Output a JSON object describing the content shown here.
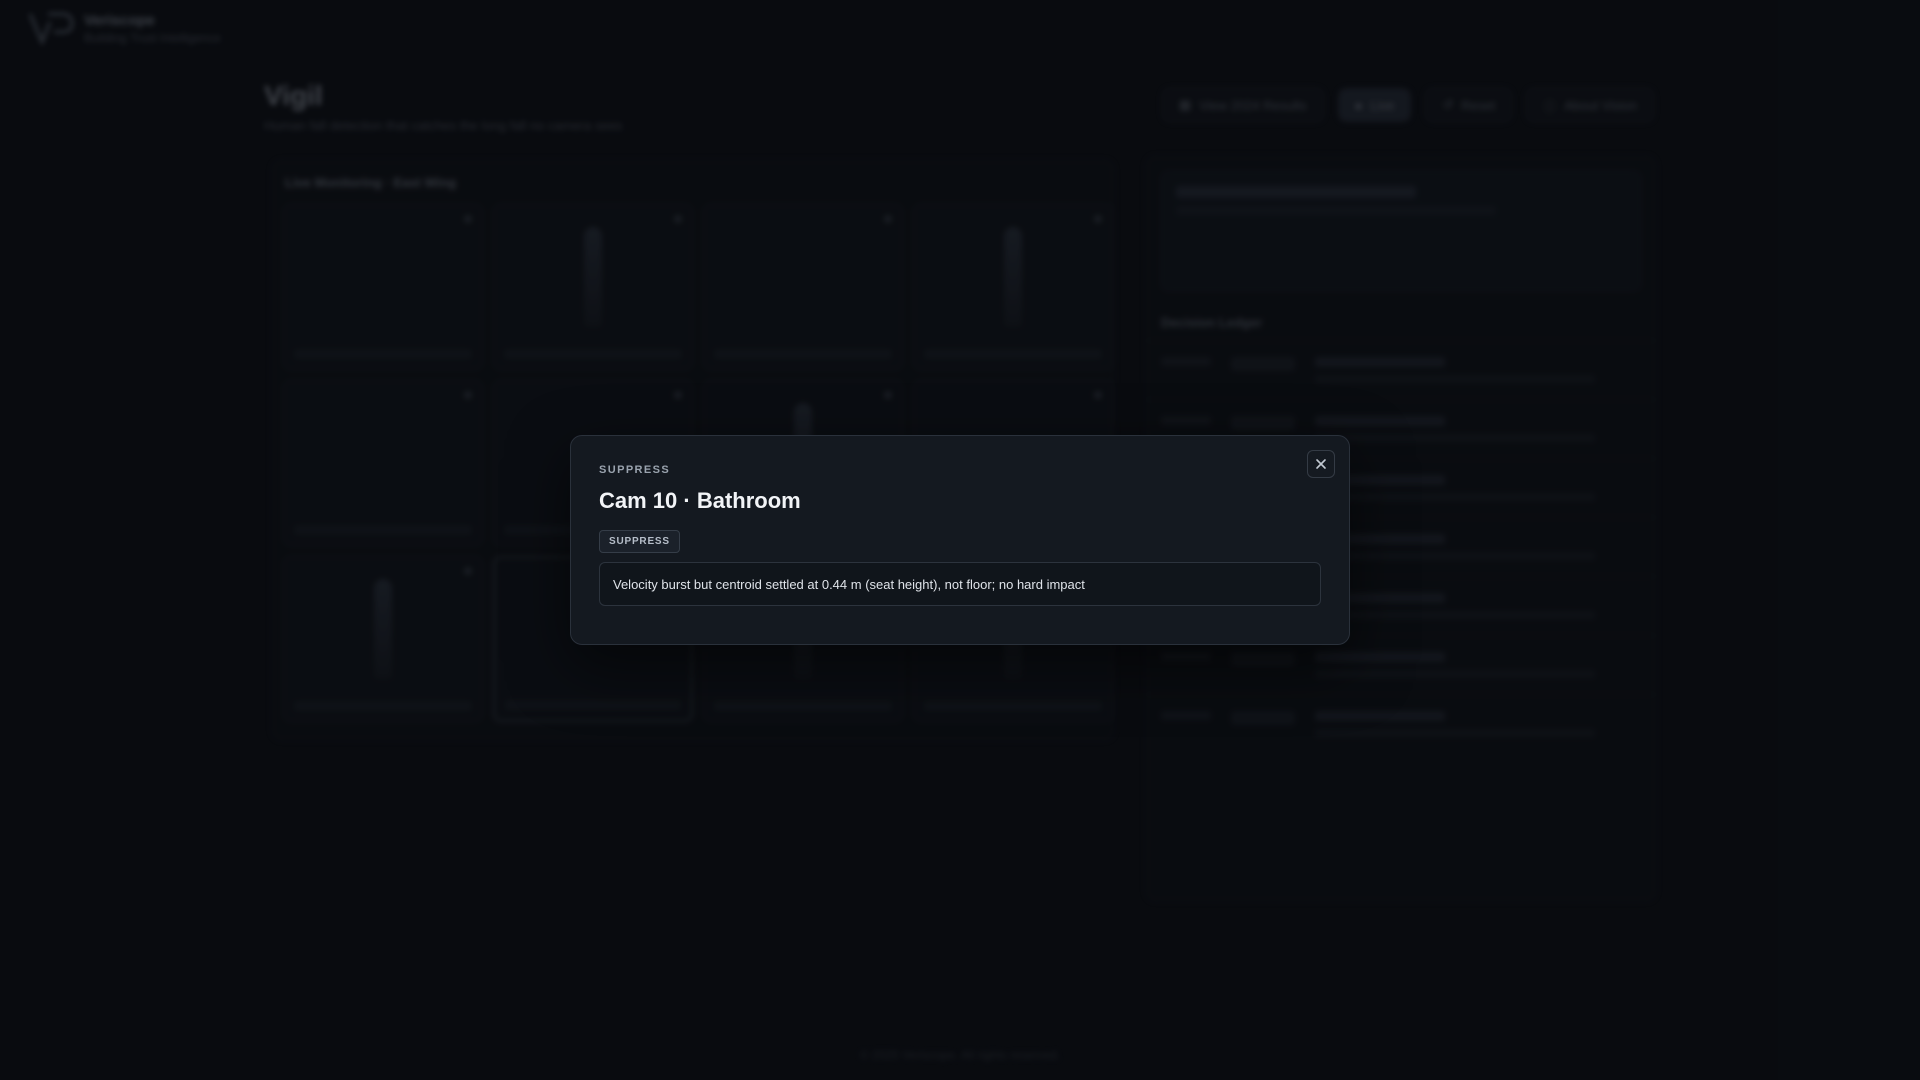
{
  "app": {
    "brand_name": "Veriscope",
    "brand_tagline": "Building Trust Intelligence"
  },
  "page": {
    "title": "Vigil",
    "subtitle": "Human fall detection that catches the long fall no camera sees"
  },
  "toolbar": {
    "buttons": [
      {
        "label": "View 2024 Results"
      },
      {
        "label": "Live"
      },
      {
        "label": "Reset"
      },
      {
        "label": "About Vision"
      }
    ]
  },
  "monitoring": {
    "title": "Live Monitoring · East Wing"
  },
  "ledger": {
    "title": "Decision Ledger"
  },
  "footer": {
    "text": "© 2025 Veriscope. All rights reserved."
  },
  "modal": {
    "kicker": "SUPPRESS",
    "title": "Cam 10 · Bathroom",
    "badge": "SUPPRESS",
    "reason": "Velocity burst but centroid settled at 0.44 m (seat height), not floor; no hard impact",
    "close_icon": "close-icon"
  }
}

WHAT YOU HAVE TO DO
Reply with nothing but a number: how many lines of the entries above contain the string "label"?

TASK SOLUTION
4